The package name idiom for the golang is that the import paths of libraries are fully qualified domain names. This way you have clarity to the precise upstream being used. We'll acknowledge this qualified path in the Provides, but also the package name should indicate the upstream project as much as possible. Truncating domain names and using '-' instead of '/'. For example, '' would be 'golang-github-gorilla-mux' for the base RPM name. Similarly, the '' repository would be 'golang-googlecode-net' base RPM name.


Many Go libraries do not use package versions or have regular releases, and are instead maintained in public version control. In this case, follow the standard Fedora version conventions. This means that often Go packages will have a version number of "0" and a release number like "0.10.git27435c6".

Packaging Binaries

Some applications (like Docker) simply happen to be written in Go and are not meant to be developed against (they do not offer a Go language API). These should be named after the upstream project, and do not need a "golang" prefix or an import path added to the name.

Debuginfo and Stripping Binaries

Fedora's debuginfo system currently does not work on Go binaries.

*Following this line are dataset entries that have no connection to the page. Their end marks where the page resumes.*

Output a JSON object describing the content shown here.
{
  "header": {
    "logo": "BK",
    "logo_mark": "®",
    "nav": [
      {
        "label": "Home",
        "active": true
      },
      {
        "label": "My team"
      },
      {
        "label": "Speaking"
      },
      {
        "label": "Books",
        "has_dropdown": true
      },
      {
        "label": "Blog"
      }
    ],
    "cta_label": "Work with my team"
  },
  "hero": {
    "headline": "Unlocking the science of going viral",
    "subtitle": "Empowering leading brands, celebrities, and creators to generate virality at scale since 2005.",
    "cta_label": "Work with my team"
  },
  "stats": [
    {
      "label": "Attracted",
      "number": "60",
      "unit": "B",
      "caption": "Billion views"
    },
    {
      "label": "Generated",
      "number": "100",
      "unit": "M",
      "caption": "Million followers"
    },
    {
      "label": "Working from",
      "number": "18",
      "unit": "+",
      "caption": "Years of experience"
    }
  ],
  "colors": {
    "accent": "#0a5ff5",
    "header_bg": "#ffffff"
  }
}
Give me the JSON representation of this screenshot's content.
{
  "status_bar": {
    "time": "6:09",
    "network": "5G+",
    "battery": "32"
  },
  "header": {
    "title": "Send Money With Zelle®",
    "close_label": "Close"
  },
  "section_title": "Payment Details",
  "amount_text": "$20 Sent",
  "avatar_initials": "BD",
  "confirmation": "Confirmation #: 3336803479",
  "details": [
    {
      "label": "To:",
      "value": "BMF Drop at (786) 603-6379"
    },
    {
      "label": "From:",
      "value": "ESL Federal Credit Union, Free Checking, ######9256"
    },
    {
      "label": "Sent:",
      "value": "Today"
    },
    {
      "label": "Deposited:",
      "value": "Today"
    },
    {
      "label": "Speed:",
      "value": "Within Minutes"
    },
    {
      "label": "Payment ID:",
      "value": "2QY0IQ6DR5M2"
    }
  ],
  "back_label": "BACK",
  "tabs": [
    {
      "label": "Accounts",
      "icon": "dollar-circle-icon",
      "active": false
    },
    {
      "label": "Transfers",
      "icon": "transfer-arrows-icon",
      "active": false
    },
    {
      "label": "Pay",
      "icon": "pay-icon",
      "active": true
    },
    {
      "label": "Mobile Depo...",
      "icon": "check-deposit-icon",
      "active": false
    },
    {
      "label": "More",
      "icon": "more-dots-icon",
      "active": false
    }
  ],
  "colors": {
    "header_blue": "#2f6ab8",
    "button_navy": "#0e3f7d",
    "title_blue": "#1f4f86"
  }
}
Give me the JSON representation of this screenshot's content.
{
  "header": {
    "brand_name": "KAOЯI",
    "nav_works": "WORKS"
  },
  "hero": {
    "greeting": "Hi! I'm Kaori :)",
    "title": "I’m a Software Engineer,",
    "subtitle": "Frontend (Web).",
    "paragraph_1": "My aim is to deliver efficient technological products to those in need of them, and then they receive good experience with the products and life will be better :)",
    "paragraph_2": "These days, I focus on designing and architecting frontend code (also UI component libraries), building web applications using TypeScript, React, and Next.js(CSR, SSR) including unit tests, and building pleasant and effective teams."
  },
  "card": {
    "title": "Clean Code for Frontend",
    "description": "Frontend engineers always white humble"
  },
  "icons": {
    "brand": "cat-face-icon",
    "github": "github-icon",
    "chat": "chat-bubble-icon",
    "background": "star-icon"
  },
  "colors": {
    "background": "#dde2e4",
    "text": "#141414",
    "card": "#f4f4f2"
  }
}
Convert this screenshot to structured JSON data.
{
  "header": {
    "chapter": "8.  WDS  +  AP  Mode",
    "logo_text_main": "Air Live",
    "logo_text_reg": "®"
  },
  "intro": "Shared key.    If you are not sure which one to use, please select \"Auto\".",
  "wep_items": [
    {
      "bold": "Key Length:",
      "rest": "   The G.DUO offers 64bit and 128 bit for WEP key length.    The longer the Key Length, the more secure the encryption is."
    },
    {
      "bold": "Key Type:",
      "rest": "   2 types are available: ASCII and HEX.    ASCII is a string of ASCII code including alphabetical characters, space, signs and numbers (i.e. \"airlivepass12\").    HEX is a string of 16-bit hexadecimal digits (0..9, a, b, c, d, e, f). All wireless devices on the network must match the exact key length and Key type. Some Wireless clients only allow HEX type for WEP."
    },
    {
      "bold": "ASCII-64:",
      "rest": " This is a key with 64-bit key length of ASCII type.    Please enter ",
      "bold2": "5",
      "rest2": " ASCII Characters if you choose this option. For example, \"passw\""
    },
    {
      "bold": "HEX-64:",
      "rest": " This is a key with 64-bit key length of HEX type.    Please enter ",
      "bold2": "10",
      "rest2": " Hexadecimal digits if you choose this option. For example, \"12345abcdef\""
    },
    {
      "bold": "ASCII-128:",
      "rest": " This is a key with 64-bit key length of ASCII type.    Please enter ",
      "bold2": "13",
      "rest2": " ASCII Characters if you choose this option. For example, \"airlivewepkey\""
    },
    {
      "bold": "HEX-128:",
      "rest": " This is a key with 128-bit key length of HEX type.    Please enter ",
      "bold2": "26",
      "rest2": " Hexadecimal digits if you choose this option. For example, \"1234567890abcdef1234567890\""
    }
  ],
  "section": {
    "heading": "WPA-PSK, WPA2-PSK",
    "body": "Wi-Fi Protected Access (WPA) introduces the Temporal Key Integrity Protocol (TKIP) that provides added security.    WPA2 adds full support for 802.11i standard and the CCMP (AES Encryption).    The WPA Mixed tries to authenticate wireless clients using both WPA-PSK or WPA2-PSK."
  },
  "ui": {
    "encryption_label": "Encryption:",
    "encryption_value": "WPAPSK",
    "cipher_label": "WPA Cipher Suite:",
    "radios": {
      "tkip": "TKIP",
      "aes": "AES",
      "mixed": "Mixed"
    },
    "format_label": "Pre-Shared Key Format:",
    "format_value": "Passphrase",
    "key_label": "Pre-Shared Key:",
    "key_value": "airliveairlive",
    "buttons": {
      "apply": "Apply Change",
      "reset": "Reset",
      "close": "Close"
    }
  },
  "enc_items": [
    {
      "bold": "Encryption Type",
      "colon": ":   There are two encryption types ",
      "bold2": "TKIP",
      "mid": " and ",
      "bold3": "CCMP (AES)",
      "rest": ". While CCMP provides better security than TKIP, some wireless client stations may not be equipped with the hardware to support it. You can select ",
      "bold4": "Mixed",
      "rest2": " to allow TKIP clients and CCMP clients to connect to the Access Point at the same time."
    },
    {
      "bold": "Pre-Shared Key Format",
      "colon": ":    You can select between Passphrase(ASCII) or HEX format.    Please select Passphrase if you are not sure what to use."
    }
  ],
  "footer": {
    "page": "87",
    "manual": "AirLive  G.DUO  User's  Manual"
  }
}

Additionally, stripped binaries may cause crashes and are officially not supported. Therefore, do not strip binaries and use

%global debug_package   %{nil}



Packaging Libraries

Go libraries packaged in Fedora are primarily for the purpose of building Fedora binary RPMs, and not meant to be developed against otherwise -- for that, we encourage the upstream "go get" idiom and a per-user $GOPATH. Specifically not to have a system wide GOPATH that users should inherit. This is to avoid custom workflows that developers are expected to learn, just to develop on this distribution. Also, by not landing source into GOROOT, the golang standard library stays pure and developers do not need to be concerned with library path conflicts, but instead can choose to include the system path in their per-user path (e.g. export GOPATH=$HOME/go:/usr/share/gocode). This way a call to `go get ...` would land new source in the $HOME/go directory

The standard golang compiler only produces static libraries. There is little value in shipping these prebuilt, especially since these libraries are very specifically tied to the exact minor release of the golang compiler. Instead, each library package should consist of a -devel subpackage which installs .go source code to /usr/share/gocode/src, under the appropriate import path.

Binary packages which build against this source will set $GOPATH to /usr/share/gocode or better '%{_datadir}/gocode'


To match the fully qualified import paths of the projects and source, utilize the meta wrapper in the golang namespace to provide the import paths being packaged.

TODO: golang('') Requires:

Security in Go Language Packages

If there is a security issue in the standard Go library or in a library built into binary Go programs, all affected RPMs will need to be rebuilt.

In the event that a security issue is found in a library, all packages which have that library as a BuildRequires must be identified and rebuilt with the version and release of the fixed library added to the BuildRequires.


These guidelines are Fedora-specific but are intended to match Debian practice where that is reasonable.


See Talk:PackagingDrafts/Go for discussion.